**Activity**
Return every line of the data below word for word, including the punctuation.

***** Data records

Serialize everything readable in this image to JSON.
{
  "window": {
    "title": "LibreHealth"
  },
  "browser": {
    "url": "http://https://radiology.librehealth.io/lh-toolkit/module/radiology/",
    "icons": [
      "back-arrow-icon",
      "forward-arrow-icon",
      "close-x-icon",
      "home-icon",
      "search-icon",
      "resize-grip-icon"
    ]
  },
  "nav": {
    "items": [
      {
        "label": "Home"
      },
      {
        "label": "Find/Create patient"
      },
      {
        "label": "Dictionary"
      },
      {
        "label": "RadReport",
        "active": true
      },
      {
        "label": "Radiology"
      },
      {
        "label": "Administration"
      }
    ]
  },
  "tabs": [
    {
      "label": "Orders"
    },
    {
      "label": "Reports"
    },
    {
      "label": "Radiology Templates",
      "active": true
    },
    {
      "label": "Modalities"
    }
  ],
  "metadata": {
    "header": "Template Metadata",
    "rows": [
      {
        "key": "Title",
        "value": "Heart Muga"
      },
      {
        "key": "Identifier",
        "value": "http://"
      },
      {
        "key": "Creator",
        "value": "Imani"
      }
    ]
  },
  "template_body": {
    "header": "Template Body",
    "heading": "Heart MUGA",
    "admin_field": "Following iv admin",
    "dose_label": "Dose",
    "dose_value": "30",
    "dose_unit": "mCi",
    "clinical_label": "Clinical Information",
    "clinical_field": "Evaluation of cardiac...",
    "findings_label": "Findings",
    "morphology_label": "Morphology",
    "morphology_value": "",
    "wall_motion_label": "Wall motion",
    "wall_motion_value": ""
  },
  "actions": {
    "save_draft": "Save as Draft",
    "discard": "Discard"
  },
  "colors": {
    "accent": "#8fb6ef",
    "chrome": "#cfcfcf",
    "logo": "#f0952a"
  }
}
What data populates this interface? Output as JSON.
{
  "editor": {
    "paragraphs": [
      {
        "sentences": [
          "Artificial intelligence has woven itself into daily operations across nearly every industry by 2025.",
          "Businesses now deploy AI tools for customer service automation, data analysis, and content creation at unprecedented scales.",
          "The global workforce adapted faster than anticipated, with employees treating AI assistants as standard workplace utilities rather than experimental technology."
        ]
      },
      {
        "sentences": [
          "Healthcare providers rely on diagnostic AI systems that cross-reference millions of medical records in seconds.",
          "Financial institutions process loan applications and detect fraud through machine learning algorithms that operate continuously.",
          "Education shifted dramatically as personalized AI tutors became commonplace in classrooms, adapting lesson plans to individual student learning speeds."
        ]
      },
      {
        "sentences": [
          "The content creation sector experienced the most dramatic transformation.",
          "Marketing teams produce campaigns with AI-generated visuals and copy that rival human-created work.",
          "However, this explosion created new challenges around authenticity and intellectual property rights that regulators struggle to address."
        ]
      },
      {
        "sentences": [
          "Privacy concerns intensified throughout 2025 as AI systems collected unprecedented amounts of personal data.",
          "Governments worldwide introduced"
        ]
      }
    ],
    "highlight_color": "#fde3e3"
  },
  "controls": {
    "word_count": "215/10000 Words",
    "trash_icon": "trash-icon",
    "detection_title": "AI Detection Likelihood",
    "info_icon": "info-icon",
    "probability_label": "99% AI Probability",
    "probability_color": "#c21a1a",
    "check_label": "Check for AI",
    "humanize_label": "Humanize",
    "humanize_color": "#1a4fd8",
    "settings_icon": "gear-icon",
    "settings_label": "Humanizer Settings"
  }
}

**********

**Reply to the task**
Serialize everything readable in this image to JSON.
{
  "window": {
    "title": "LibreHealth"
  },
  "browser": {
    "url": "http://https://radiology.librehealth.io/lh-toolkit/module/radiology/",
    "icons": [
      "back-arrow-icon",
      "forward-arrow-icon",
      "close-x-icon",
      "home-icon",
      "search-icon",
      "resize-grip-icon"
    ]
  },
  "nav": {
    "items": [
      {
        "label": "Home"
      },
      {
        "label": "Find/Create patient"
      },
      {
        "label": "Dictionary"
      },
      {
        "label": "RadReport",
        "active": true
      },
      {
        "label": "Radiology"
      },
      {
        "label": "Administration"
      }
    ]
  },
  "tabs": [
    {
      "label": "Orders"
    },
    {
      "label": "Reports"
    },
    {
      "label": "Radiology Templates",
      "active": true
    },
    {
      "label": "Modalities"
    }
  ],
  "metadata": {
    "header": "Template Metadata",
    "rows": [
      {
        "key": "Title",
        "value": "Heart Muga"
      },
      {
        "key": "Identifier",
        "value": "http://"
      },
      {
        "key": "Creator",
        "value": "Imani"
      }
    ]
  },
  "template_body": {
    "header": "Template Body",
    "heading": "Heart MUGA",
    "admin_field": "Following iv admin",
    "dose_label": "Dose",
    "dose_value": "30",
    "dose_unit": "mCi",
    "clinical_label": "Clinical Information",
    "clinical_field": "Evaluation of cardiac...",
    "findings_label": "Findings",
    "morphology_label": "Morphology",
    "morphology_value": "",
    "wall_motion_label": "Wall motion",
    "wall_motion_value": ""
  },
  "actions": {
    "save_draft": "Save as Draft",
    "discard": "Discard"
  },
  "colors": {
    "accent": "#8fb6ef",
    "chrome": "#cfcfcf",
    "logo": "#f0952a"
  }
}
What data populates this interface? Output as JSON.
{
  "editor": {
    "paragraphs": [
      {
        "sentences": [
          "Artificial intelligence has woven itself into daily operations across nearly every industry by 2025.",
          "Businesses now deploy AI tools for customer service automation, data analysis, and content creation at unprecedented scales.",
          "The global workforce adapted faster than anticipated, with employees treating AI assistants as standard workplace utilities rather than experimental technology."
        ]
      },
      {
        "sentences": [
          "Healthcare providers rely on diagnostic AI systems that cross-reference millions of medical records in seconds.",
          "Financial institutions process loan applications and detect fraud through machine learning algorithms that operate continuously.",
          "Education shifted dramatically as personalized AI tutors became commonplace in classrooms, adapting lesson plans to individual student learning speeds."
        ]
      },
      {
        "sentences": [
          "The content creation sector experienced the most dramatic transformation.",
          "Marketing teams produce campaigns with AI-generated visuals and copy that rival human-created work.",
          "However, this explosion created new challenges around authenticity and intellectual property rights that regulators struggle to address."
        ]
      },
      {
        "sentences": [
          "Privacy concerns intensified throughout 2025 as AI systems collected unprecedented amounts of personal data.",
          "Governments worldwide introduced"
        ]
      }
    ],
    "highlight_color": "#fde3e3"
  },
  "controls": {
    "word_count": "215/10000 Words",
    "trash_icon": "trash-icon",
    "detection_title": "AI Detection Likelihood",
    "info_icon": "info-icon",
    "probability_label": "99% AI Probability",
    "probability_color": "#c21a1a",
    "check_label": "Check for AI",
    "humanize_label": "Humanize",
    "humanize_color": "#1a4fd8",
    "settings_icon": "gear-icon",
    "settings_label": "Humanizer Settings"
  }
}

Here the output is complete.